The effective monitoring and control of transboundary movements is a key component of wildlife protection.
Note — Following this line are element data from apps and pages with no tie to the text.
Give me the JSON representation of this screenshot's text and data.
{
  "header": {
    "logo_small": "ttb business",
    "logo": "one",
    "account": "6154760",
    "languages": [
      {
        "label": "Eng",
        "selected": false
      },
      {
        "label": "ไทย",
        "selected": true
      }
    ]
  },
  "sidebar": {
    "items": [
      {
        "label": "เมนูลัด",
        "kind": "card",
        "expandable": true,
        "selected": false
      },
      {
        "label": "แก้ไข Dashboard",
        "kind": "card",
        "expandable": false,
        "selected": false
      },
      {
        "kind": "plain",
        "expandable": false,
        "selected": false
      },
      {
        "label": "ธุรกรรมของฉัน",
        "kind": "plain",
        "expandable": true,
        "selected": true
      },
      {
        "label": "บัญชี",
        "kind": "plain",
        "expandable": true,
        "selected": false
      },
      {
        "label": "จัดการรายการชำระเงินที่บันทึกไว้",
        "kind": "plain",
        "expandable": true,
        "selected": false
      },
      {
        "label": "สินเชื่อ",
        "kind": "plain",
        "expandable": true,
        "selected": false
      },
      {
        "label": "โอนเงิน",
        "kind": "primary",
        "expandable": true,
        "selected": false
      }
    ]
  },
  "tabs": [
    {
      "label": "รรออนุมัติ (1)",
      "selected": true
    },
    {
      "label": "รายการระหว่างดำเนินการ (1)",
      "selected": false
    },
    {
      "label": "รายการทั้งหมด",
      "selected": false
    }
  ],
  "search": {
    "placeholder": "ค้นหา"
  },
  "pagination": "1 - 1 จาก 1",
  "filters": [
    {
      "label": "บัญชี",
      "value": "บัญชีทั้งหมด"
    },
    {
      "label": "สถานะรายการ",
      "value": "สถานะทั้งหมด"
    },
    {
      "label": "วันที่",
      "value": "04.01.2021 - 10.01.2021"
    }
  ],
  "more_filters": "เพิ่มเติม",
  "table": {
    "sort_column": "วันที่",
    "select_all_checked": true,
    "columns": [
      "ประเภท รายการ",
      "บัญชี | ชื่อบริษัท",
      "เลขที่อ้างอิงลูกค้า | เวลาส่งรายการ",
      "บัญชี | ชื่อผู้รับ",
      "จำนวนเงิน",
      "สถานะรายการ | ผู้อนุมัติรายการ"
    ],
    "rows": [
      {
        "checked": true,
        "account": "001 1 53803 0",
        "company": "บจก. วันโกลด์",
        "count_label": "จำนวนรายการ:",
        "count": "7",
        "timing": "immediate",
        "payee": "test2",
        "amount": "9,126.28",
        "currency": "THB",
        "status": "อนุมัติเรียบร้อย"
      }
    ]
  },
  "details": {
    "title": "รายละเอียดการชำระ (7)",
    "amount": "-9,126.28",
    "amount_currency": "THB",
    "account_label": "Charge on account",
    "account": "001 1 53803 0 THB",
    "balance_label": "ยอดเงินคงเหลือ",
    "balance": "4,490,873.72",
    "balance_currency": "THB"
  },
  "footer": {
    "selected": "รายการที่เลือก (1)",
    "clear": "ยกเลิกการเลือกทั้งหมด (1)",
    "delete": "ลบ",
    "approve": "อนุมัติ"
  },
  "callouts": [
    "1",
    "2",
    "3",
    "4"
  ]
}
In most countries, this task falls upon Customs which is at the forefront of efforts to counter wildlife trafficking and ensure that trade in wild plants and animals is practiced legally by implementing the provisions of the Convention on International Trade in Endangered Species of Wild Fauna and Flora (CITES) as well as relevant national legislation.
Representing 179 Customs administrations around the globe, the World Customs Organization (WCO) has long been involved in combating illegal wildlife trade by raising awareness of the issue among frontline Customs officers, organizing training to improve their targeting and identification capabilities, leading international enforcement operations aimed at wildlife smuggling, and developing practical guidance in the form of various training resources.
Benefitting from the strong support of CITES Secretariat and non-governmental organizations (NGOs), it was only natural for WCO to join CITES Secretariat, the International Criminal Police Organization (INTERPOL), the United Nations Office on Drugs and Crime (UNODC) and the World Bank in creating the International Consortium on Combating Wildlife Crime (ICCWC) in 2010. Although specialized staff from the five organizations have worked together in the past, since the launch of ICCWC, their collaboration has become more structured bringing together the expertise of each agency to support national authorities i n their efforts to tackle wildlife crime.
Given the escalating levels of poaching and illegal trade--particularly in elephant ivory and rhinoceros horn--and strong evidence of the increased involvement of organized crime groups in wildlife trafficking, much more work lies ahead for WCO and its partners. This article touches upon some of the actions undertaken by Customs administrations to stop illegal wildlife trade at borders and also highlights some of the many challenges that Customs faces while trying to defeat criminals.
One of the challenges all Customs and law enforcement officers face is the sheer volume of international traffic. In 2012, world container port throughput amounted to 601.8 million twenty-foot equivalent container units (TEUs)--the standard measure used in container trading. Seaports can process from several hundred to 50,000 containers daily. Air cargo volumes are also substantial and increasing with forecasts for 2014 predicting 38 million tonnes of air freight and around 1.3 billion international air passengers.
Another challenge facing Customs officials is the ever-changing methods that criminals use to smuggle wildlife products. Organized and well-connected criminal gangs blend illegal consignments with the huge volume of legitimate trade. New means of concealment are invented all the time...